Music, to me, is life.
It’s the color blue, it’s an atmospheric setting, a time-passer, a soul-wrencher. It’s for falling asleep, for long nights, for writing. There is music for every mood, thus, I have forty-six playlists on my Spotify–and I’m constantly adding more. Every few days, I get a new idea for a new playlist, and I listen to them all at regular intervals.
Perhaps I listen to music too much. When I’m cleaning, in the car, showering, walking down the street, walking, reading, packing, driving, etc., I am listening to music. I can’t stop. I’m always on the lookout for new music, but my favorites remain constant–NCT, Florence & the Machine, Richard Walters, Sleeping At Last, Day6, Benjamin Francis Leftwich, and so many more.
Music recommendations from Spotify, new albums and artists, weekly and daily discover playlists–anything I can get to discover new music. When I make a new playlist, I check the recommended songs for it to see if there’s anything new there, often finding at least a couple songs that resonate within me to add to the playlist.
“Rainy Days”, “Alternative Mood”, “L’appel du Vide”, “Remain Calm”, “Kpop”, “Washed Out”, “L.O.U.D”, “Temp Bops”, “Winter”, “Autumn”, “Spring Fever”, “Summer Vibes”. The playlist names are endless and varied, coming to me often as the inspiration for making a new playlist. I get a feeling and a title, and I match the songs in the playlist to both.
My favorite playlist, aside from my rotating one of new music, “Temp Bops”, is the “Reading” playlist. Every song there reminds me of a book, so when I listen to it again I am catapulted back to the world of that novel with a nostalgia so great it makes me want to re-read The Old Kingdom series, The Belgariad, Ranger’s Apprentice, everything by Paula Hawkins, Uprooted by Naomi Novak, The Empire’s Ghost by Isabelle Steiger, Holly Black’s entire library of works, and so on.
Music is memory for me.
Owl City’s song Rainbow Veins will forever remind me of Christmas when I was a kid, streetlights and Christmas decorations along the streets of Wytheville as I bundled up and rode to martial arts class with my family. Stand Up by the Prodigy is my freshman year of school at Belhaven University, walking from class to class with that song playing on repeat. Meet Me In the Woods by Lord Huron is the day my friend Trianne and I drove to the Delta of Mississippi for a day trip our senior year.

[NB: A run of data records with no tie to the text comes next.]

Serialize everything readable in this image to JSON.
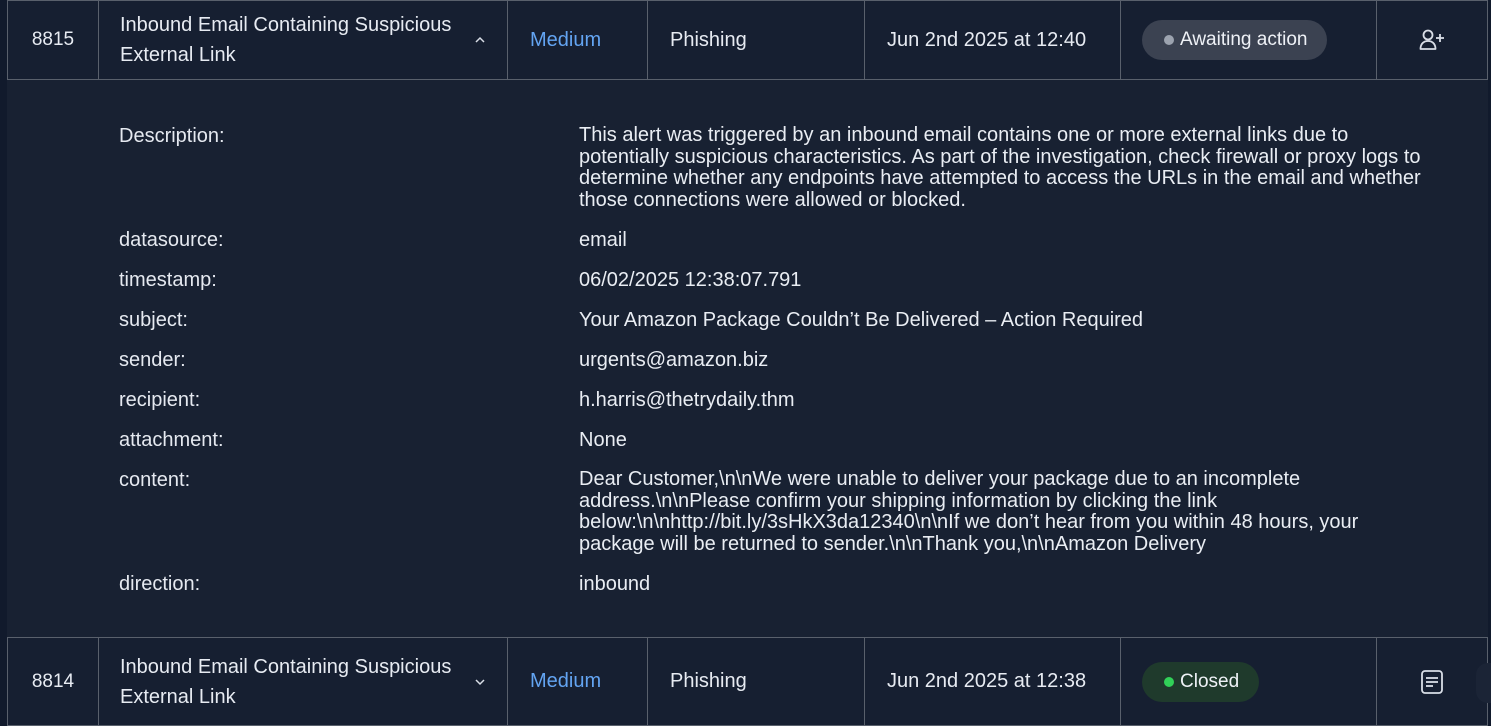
{
  "rows": [
    {
      "id": "8815",
      "title": "Inbound Email Containing Suspicious External Link",
      "severity": "Medium",
      "type": "Phishing",
      "time": "Jun 2nd 2025 at 12:40",
      "status": "Awaiting action",
      "status_color": "#9ca3af",
      "action_icon": "user-plus-icon",
      "expanded": true
    },
    {
      "id": "8814",
      "title": "Inbound Email Containing Suspicious External Link",
      "severity": "Medium",
      "type": "Phishing",
      "time": "Jun 2nd 2025 at 12:38",
      "status": "Closed",
      "status_color": "#31d158",
      "action_icon": "report-icon",
      "expanded": false
    }
  ],
  "details": {
    "description_label": "Description:",
    "description": "This alert was triggered by an inbound email contains one or more external links due to potentially suspicious characteristics. As part of the investigation, check firewall or proxy logs to determine whether any endpoints have attempted to access the URLs in the email and whether those connections were allowed or blocked.",
    "datasource_label": "datasource:",
    "datasource": "email",
    "timestamp_label": "timestamp:",
    "timestamp": "06/02/2025 12:38:07.791",
    "subject_label": "subject:",
    "subject": "Your Amazon Package Couldn’t Be Delivered – Action Required",
    "sender_label": "sender:",
    "sender": "urgents@amazon.biz",
    "recipient_label": "recipient:",
    "recipient": "h.harris@thetrydaily.thm",
    "attachment_label": "attachment:",
    "attachment": "None",
    "content_label": "content:",
    "content": "Dear Customer,\\n\\nWe were unable to deliver your package due to an incomplete address.\\n\\nPlease confirm your shipping information by clicking the link below:\\n\\nhttp://bit.ly/3sHkX3da12340\\n\\nIf we don’t hear from you within 48 hours, your package will be returned to sender.\\n\\nThank you,\\n\\nAmazon Delivery",
    "direction_label": "direction:",
    "direction": "inbound"
  },
  "colors": {
    "severity_medium": "#63a4f2",
    "row_bg": "#161f31",
    "detail_bg": "#182132",
    "border": "#59606c"
  }
}
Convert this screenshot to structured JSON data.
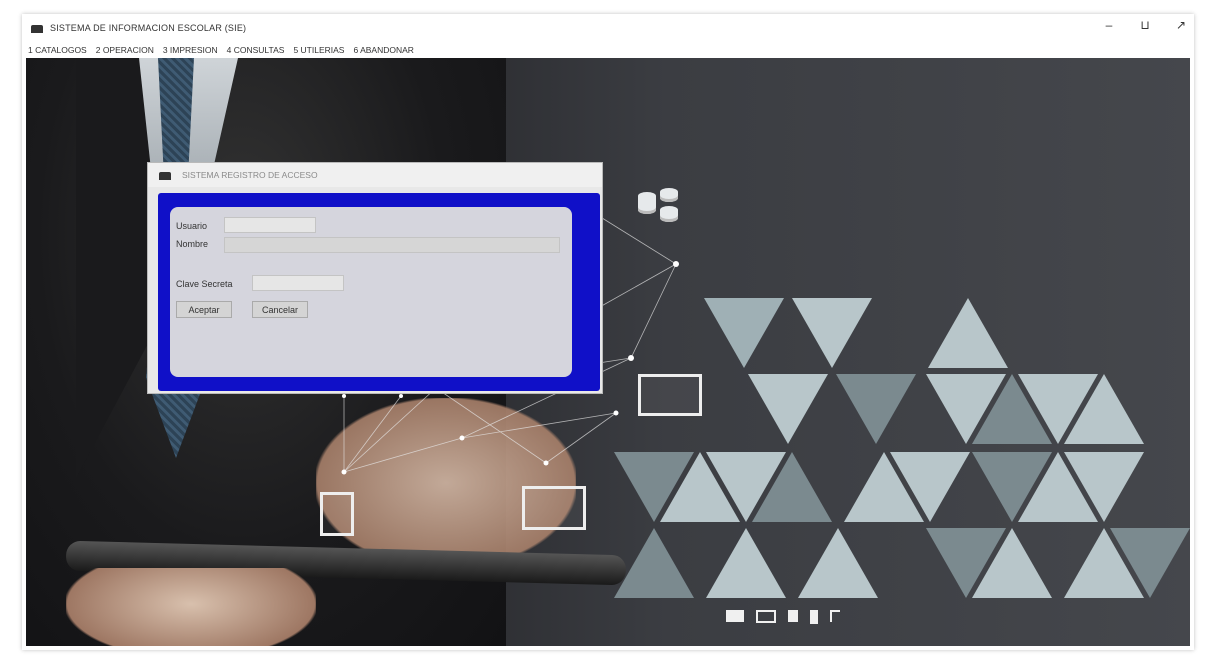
{
  "window": {
    "title": "SISTEMA DE INFORMACION ESCOLAR (SIE)",
    "controls": {
      "minimize": "–",
      "restore": "⊔",
      "close": "↗"
    }
  },
  "menu": {
    "items": [
      "1 CATALOGOS",
      "2 OPERACION",
      "3 IMPRESION",
      "4 CONSULTAS",
      "5 UTILERIAS",
      "6 ABANDONAR"
    ]
  },
  "login": {
    "title": "SISTEMA REGISTRO DE ACCESO",
    "usuario_label": "Usuario",
    "usuario_value": "",
    "nombre_label": "Nombre",
    "nombre_value": "",
    "clave_label": "Clave Secreta",
    "clave_value": "",
    "aceptar_label": "Aceptar",
    "cancelar_label": "Cancelar",
    "frame_color": "#1010c8"
  },
  "background": {
    "icons": [
      "database-icon",
      "monitor-icon",
      "chart-icon",
      "worker-icon",
      "tools-icon",
      "bar-chart-icon",
      "drill-icon",
      "excavator-icon",
      "paint-icon",
      "cloud-icon",
      "wrench-icon",
      "gear-icon",
      "camera-icon",
      "mail-icon",
      "phone-icon"
    ]
  }
}
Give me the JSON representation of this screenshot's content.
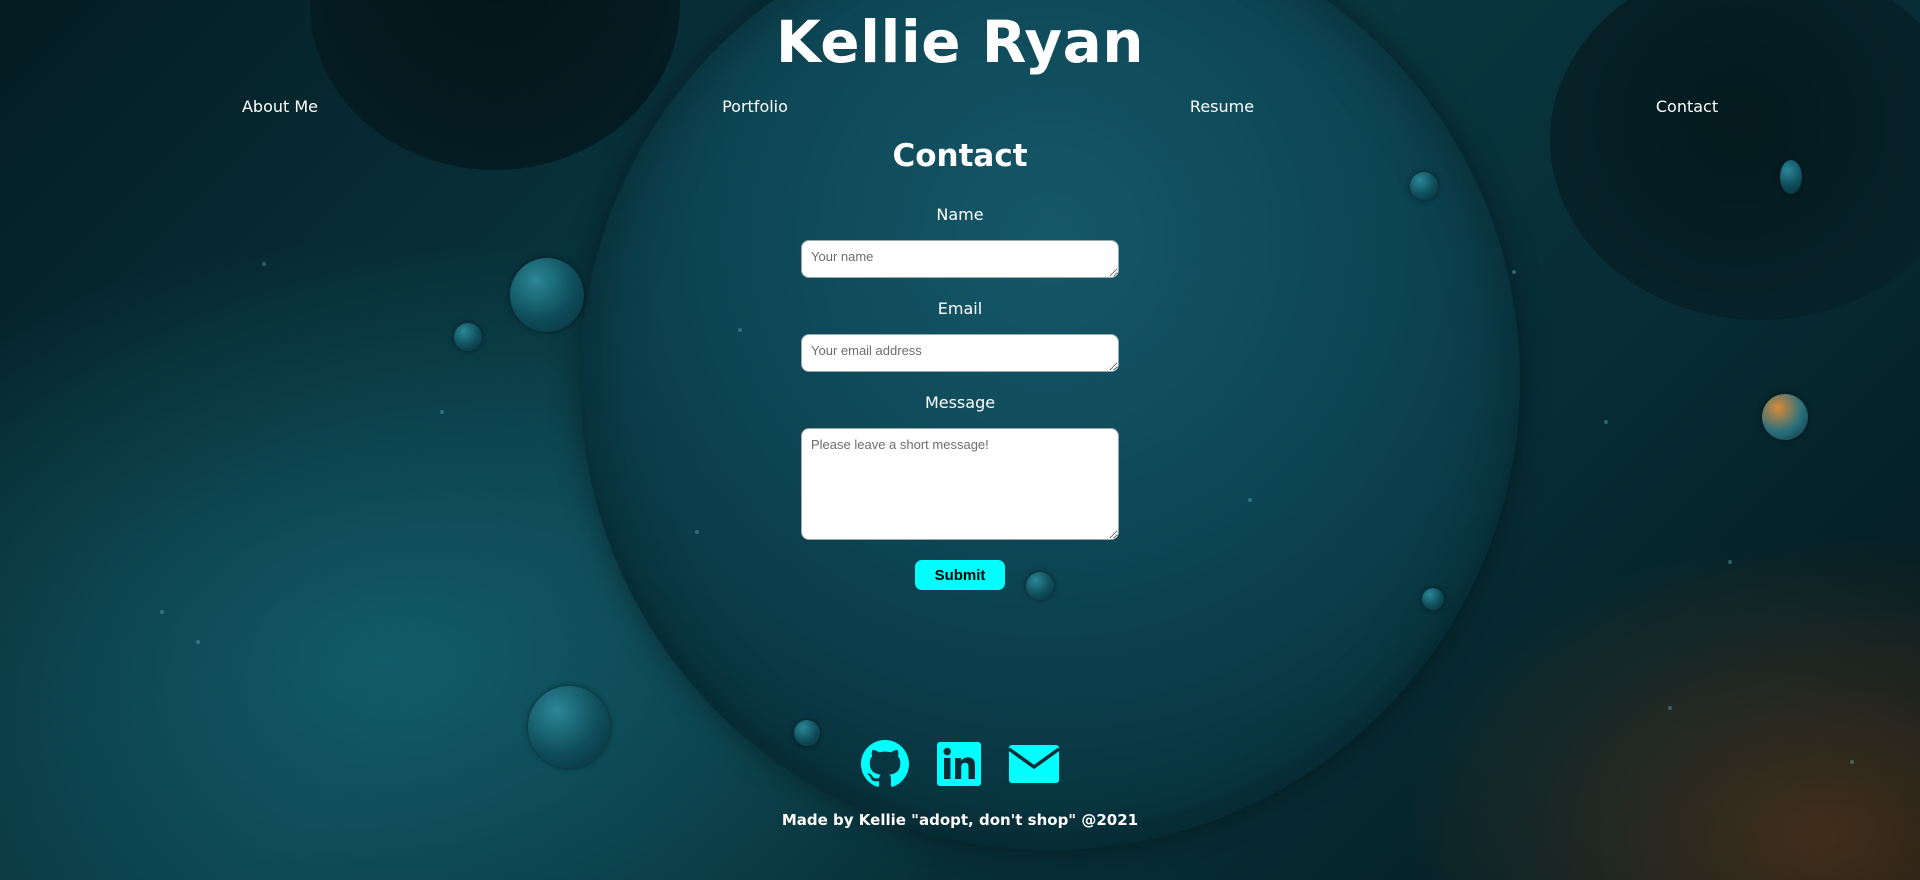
{
  "header": {
    "title": "Kellie Ryan"
  },
  "nav": {
    "items": [
      "About Me",
      "Portfolio",
      "Resume",
      "Contact"
    ]
  },
  "contact": {
    "heading": "Contact",
    "name_label": "Name",
    "name_placeholder": "Your name",
    "email_label": "Email",
    "email_placeholder": "Your email address",
    "message_label": "Message",
    "message_placeholder": "Please leave a short message!",
    "submit_label": "Submit"
  },
  "footer": {
    "social_icons": [
      "github-icon",
      "linkedin-icon",
      "email-icon"
    ],
    "text": "Made by Kellie \"adopt, don't shop\" @2021"
  },
  "colors": {
    "accent": "#00ffff",
    "text": "#ffffff",
    "background": "#0a3a44"
  }
}
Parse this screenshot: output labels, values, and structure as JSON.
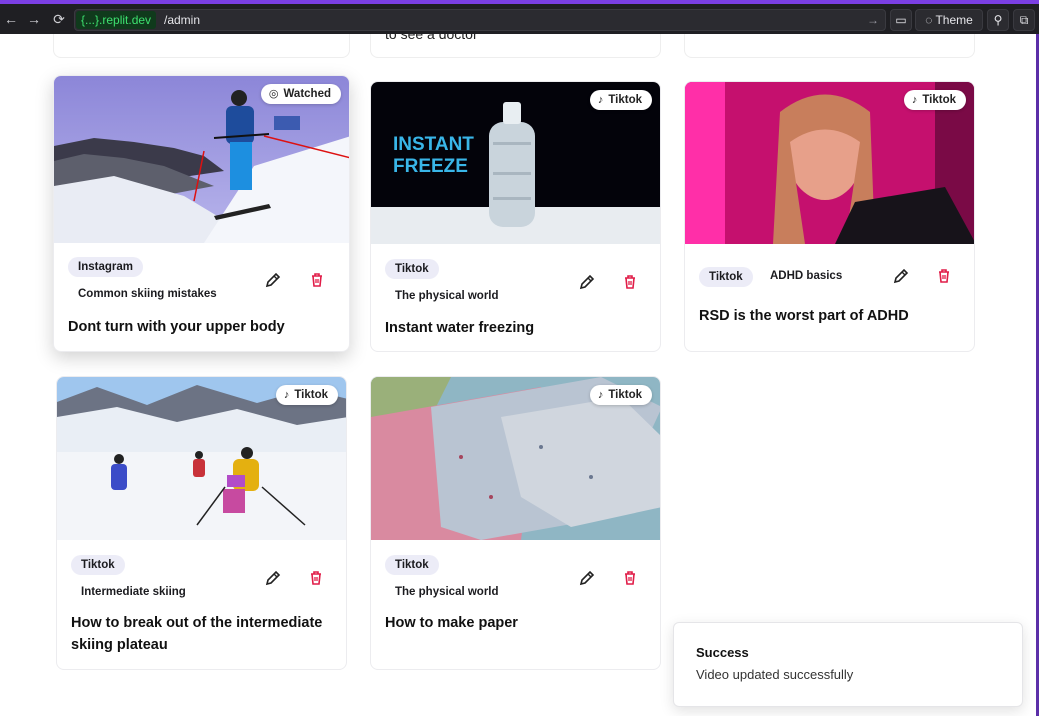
{
  "browser": {
    "domain": "{...}.replit.dev",
    "path": "/admin",
    "theme_label": "Theme"
  },
  "remnants": [
    {
      "text": ""
    },
    {
      "text": "to see a doctor"
    },
    {
      "text": ""
    }
  ],
  "cards": [
    {
      "status_badge": "Watched",
      "platform": "Instagram",
      "topic": "Common skiing mistakes",
      "title": "Dont turn with your upper body"
    },
    {
      "status_badge": "Tiktok",
      "platform": "Tiktok",
      "topic": "The physical world",
      "title": "Instant water freezing",
      "thumb_text": "INSTANT FREEZE"
    },
    {
      "status_badge": "Tiktok",
      "platform": "Tiktok",
      "topic": "ADHD basics",
      "title": "RSD is the worst part of ADHD"
    },
    {
      "status_badge": "Tiktok",
      "platform": "Tiktok",
      "topic": "Intermediate skiing",
      "title": "How to break out of the intermediate skiing plateau"
    },
    {
      "status_badge": "Tiktok",
      "platform": "Tiktok",
      "topic": "The physical world",
      "title": "How to make paper"
    }
  ],
  "toast": {
    "title": "Success",
    "message": "Video updated successfully"
  },
  "colors": {
    "accent": "#7b3fe4",
    "delete": "#e11d48",
    "tag_bg": "#ececf7"
  }
}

Some people rely on scents, on videos and pictures, vague recollections, but I consider music to be my time capsule–a sudden fall into nostalgia, where I remember things I had forgotten until I listened again to that song ten years later that reminded me of reading The Legend of Drizzt on a warm summer’s day with my windows open.